▸ **Task objective**: In how many lines of the records does "Downloads" appear? Answer with one number.

Records to process: Begin

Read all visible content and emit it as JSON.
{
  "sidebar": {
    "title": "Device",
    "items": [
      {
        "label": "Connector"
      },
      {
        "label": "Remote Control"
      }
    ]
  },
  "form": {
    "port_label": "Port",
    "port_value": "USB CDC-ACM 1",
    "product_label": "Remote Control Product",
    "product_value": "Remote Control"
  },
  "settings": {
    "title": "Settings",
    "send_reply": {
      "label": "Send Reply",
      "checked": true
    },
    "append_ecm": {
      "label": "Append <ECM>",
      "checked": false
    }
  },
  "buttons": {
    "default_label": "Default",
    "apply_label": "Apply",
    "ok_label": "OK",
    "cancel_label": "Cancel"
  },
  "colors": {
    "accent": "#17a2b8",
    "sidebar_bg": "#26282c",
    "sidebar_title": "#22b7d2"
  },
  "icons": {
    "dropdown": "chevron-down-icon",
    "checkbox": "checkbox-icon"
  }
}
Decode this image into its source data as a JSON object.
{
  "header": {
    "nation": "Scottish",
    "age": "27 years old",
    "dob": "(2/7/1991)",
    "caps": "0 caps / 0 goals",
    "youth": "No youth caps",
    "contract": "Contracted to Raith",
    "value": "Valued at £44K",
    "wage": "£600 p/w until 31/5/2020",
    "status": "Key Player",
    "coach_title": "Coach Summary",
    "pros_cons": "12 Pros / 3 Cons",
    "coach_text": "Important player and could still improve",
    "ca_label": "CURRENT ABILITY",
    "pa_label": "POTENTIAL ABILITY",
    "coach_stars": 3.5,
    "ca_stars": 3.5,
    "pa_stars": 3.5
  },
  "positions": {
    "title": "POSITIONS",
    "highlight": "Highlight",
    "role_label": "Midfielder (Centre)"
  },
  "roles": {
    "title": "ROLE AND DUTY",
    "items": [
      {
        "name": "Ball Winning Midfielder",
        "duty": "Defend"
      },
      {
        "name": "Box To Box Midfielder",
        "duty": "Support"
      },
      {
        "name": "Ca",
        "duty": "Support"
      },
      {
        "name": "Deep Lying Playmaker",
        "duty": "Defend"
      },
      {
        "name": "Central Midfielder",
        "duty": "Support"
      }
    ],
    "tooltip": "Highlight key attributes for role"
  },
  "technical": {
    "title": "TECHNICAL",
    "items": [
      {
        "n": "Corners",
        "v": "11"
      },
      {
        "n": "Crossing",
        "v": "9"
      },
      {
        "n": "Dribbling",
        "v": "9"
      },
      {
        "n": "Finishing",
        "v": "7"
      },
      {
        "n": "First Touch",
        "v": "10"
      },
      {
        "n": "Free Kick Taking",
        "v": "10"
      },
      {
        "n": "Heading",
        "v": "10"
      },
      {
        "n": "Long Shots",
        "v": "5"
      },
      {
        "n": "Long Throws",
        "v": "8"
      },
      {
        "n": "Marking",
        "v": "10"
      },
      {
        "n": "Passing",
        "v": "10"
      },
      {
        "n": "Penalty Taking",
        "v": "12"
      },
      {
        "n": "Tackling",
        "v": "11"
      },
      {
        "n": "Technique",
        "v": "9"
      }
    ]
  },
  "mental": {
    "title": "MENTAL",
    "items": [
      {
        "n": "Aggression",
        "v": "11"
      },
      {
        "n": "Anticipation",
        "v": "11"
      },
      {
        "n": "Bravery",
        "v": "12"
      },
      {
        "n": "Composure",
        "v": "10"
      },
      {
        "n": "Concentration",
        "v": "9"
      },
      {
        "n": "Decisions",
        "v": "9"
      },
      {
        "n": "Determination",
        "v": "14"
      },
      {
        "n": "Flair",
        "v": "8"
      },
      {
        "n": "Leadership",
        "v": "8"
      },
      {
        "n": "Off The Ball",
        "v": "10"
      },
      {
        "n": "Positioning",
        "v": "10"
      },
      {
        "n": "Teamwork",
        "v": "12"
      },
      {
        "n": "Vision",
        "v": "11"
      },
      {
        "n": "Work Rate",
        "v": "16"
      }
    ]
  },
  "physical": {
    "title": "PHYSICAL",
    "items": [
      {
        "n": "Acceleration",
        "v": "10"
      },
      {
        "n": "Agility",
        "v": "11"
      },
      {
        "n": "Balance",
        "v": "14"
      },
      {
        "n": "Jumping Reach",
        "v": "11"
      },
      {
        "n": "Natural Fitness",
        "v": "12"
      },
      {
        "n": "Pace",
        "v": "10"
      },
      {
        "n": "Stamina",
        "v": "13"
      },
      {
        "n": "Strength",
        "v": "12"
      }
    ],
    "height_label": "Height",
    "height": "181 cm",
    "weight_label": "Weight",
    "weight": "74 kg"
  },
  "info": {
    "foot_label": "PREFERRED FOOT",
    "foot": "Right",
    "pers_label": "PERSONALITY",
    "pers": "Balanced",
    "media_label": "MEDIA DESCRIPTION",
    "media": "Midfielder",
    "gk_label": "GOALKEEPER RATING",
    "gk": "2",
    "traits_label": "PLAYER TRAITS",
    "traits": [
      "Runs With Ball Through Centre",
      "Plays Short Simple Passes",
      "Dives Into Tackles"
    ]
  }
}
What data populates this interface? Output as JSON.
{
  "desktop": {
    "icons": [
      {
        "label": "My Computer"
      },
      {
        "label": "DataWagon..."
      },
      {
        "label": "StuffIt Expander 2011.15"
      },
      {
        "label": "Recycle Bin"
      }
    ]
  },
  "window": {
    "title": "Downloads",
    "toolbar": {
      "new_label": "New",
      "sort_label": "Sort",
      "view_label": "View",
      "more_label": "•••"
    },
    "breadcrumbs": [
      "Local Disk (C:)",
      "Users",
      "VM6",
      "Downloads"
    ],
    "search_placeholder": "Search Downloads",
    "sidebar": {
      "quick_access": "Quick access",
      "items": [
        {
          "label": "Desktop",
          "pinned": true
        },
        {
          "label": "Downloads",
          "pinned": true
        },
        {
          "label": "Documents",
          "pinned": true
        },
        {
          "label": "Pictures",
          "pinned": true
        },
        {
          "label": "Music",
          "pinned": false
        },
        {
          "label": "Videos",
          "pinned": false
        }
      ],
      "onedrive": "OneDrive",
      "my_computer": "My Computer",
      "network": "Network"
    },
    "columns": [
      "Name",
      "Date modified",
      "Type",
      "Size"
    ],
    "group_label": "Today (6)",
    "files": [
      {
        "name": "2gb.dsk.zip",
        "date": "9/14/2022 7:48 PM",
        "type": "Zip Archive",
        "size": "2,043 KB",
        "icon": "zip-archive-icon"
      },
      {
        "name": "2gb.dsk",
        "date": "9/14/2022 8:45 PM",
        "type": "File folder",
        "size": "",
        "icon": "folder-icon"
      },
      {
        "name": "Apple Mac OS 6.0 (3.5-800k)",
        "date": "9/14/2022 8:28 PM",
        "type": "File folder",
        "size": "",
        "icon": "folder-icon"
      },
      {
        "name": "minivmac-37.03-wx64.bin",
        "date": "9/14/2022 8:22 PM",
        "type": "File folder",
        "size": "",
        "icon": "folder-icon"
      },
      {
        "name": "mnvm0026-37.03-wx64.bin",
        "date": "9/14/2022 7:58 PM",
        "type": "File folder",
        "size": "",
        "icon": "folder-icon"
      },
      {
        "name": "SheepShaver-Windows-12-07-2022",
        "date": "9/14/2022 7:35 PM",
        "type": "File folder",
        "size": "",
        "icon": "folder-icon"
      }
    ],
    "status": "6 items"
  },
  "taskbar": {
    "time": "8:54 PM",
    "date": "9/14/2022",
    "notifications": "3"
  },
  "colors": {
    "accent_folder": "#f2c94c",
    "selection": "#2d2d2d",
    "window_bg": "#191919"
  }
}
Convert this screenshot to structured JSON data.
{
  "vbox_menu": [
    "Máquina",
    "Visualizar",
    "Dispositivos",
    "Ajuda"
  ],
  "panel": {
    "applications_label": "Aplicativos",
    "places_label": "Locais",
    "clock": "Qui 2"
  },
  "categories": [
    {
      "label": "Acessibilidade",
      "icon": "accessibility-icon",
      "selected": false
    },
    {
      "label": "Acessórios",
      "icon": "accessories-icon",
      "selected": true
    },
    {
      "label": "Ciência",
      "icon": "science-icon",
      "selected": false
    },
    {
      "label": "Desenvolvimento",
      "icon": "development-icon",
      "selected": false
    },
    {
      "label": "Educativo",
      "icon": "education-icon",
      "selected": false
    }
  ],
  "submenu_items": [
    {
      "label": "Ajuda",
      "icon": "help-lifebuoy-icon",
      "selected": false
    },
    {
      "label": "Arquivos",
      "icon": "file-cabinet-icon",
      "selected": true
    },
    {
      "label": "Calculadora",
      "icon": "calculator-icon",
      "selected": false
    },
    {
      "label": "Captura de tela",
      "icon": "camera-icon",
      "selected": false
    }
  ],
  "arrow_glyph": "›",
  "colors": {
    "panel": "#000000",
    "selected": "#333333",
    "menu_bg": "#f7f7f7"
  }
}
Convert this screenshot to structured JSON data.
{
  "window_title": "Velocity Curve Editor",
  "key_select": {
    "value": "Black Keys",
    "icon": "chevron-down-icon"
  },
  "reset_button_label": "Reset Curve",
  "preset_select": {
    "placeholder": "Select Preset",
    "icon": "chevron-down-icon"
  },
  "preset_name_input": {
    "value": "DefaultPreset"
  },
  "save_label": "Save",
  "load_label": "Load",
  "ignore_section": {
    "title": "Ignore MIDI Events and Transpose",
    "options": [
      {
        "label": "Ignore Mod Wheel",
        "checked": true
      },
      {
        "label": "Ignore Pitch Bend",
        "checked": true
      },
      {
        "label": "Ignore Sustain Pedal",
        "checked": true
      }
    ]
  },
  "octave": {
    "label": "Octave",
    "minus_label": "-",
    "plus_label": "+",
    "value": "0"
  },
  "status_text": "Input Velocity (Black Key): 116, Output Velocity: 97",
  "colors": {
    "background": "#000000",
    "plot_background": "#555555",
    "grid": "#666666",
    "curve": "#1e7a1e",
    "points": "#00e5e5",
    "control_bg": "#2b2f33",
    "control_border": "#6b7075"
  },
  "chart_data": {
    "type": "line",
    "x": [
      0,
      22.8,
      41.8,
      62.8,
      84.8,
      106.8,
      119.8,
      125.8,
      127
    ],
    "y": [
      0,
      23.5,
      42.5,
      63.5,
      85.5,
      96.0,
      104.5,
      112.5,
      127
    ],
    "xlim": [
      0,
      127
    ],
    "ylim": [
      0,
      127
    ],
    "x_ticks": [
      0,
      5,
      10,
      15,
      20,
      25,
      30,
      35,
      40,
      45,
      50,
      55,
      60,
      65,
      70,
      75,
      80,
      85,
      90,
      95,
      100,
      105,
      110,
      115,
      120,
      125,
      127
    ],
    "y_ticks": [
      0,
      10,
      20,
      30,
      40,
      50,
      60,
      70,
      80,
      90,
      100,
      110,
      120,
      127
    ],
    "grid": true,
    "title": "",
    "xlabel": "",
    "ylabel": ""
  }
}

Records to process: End

▸ **Your solution**: 4